“The sky is the limit in Phoenix, and the sky is the limit in Tucson,” said Crist, who on Thursday answered questions from faculty and staff. “The amount of resources that are in Phoenix are enormous.”

Crist, dean of the University of Missouri-Columbia School of Medicine, is the sole finalist named from a short list compiled by UA President Robert Shelton and UA Executive Vice President and Provost Meredith Hay. Hay previously worked with Crist at the University of Missouri.

Shelton created the new position as part of a restructuring to provide oversight of the university’s health sciences center, including both medical school campuses, colleges of pharmacy, public health and nursing and Arizona Cancer Center.

The move follows reports of concern among faculty and staff over the roles of both medical school campuses and the resignation of medical school deans in Phoenix and Tucson.

The dean of the College of Medicine-Phoenix, Edward “Ted” Shortliffe, resigned this year after College of Medicine Dean Keith Joiner changed Shortliffe’s title from dean to vice dean. Last month, Shelton announced Joiner would resign, too.

Shelton and Hay want to hire Crist or another candidate by September. One of the incoming vice president’s first duties will be to hire deans for both medical school campuses.

The UA’s Phoenix medical school is considered an important part of the city’s downtown redevelopment plans and a trigger for a biomedical campus anchored by research groups such as the Translational Genomics Research Institute and the International Genomics Consortium.

Crist, who has already met with several Phoenix-area hospital executives and researchers such as TGen President Jeffrey Trent, said a key part of his job would be facilitating relationships and bolstering fundraising.

Since becoming Missouri’s medical-school dean in 2000, Crist raised more than $100 million in gifts and pledges, and the school’s endowment grew more than 150 percent, to $80 million.

“I’m a hard guy to say ‘no’ to,” Crist said of his fundraising track record.

Crist added that he doesn’t believe a new downtown Phoenix teaching hospital is critical to the success of the burgeoning medical school campus. Hospitals near downtown, such as St. Joseph’s Hospital & Medical Center, Banner Good Samaritan, Maricopa Medical Center and Phoenix Children’s Hospital, all can provide Phoenix medical students enough space to train and hone their skills.

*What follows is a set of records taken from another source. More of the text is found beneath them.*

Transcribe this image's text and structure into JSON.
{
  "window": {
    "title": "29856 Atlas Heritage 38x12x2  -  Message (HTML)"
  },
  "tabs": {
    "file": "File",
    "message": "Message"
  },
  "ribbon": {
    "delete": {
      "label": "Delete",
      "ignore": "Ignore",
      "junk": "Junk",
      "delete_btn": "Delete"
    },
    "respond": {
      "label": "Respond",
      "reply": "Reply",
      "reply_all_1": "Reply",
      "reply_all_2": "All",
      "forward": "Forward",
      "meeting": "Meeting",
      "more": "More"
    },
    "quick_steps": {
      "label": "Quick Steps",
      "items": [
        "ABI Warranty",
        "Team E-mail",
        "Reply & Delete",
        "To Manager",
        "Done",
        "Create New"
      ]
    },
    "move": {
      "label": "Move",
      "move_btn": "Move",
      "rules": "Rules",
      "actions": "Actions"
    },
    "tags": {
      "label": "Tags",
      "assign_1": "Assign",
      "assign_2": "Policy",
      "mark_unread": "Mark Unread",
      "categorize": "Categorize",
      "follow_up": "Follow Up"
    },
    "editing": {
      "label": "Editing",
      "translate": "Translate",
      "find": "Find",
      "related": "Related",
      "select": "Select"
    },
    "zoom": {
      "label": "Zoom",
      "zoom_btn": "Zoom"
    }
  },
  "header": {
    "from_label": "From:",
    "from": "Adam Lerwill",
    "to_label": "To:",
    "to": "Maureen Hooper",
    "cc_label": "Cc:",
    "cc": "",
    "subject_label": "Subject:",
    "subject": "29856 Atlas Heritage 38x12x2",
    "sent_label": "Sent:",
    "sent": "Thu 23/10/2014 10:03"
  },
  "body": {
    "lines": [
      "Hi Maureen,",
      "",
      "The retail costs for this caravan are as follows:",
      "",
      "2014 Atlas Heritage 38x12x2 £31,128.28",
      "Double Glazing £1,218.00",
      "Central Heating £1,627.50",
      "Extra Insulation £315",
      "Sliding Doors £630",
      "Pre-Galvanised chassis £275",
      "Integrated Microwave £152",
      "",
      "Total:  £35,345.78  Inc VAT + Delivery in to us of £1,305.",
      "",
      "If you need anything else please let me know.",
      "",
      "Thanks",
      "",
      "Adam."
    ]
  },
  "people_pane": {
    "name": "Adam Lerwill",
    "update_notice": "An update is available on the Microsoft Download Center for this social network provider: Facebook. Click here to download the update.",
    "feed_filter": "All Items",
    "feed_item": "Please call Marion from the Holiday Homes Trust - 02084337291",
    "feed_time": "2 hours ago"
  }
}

“How many hospitals you build should be determined by what you need; that is determined by the patient population,” Crist said in an interview after speaking to staff and faculty. “The real question is whether you need a hospital. That should be the question, not because you need one for a medical school.”

Harvard Medical School, for example, sends its students to more than a half-dozen hospitals near its campus. He believes a similar model can be used in Phoenix.

Banner Health and UA struck a tentative pact to build a downtown hospital, but the deal fell apart over disagreements on the hospital’s size and who should pay the salaries of about 300 teaching physicians.

Maricopa Integrated Health Systems CEO Betsey Bayless said the county health district still needs to replace its aging Maricopa Medical Center, and she believes a partnership with UA is still possible.

“I think we are still open to building in conjunction with the university,” Bayless said. “We are also open to staying on our campus.”

Maricopa was an early, unsuccessful suitor to build a downtown hospital with UA. The Maricopa-UA deal fell apart after the university reached a tentative deal with Banner Health.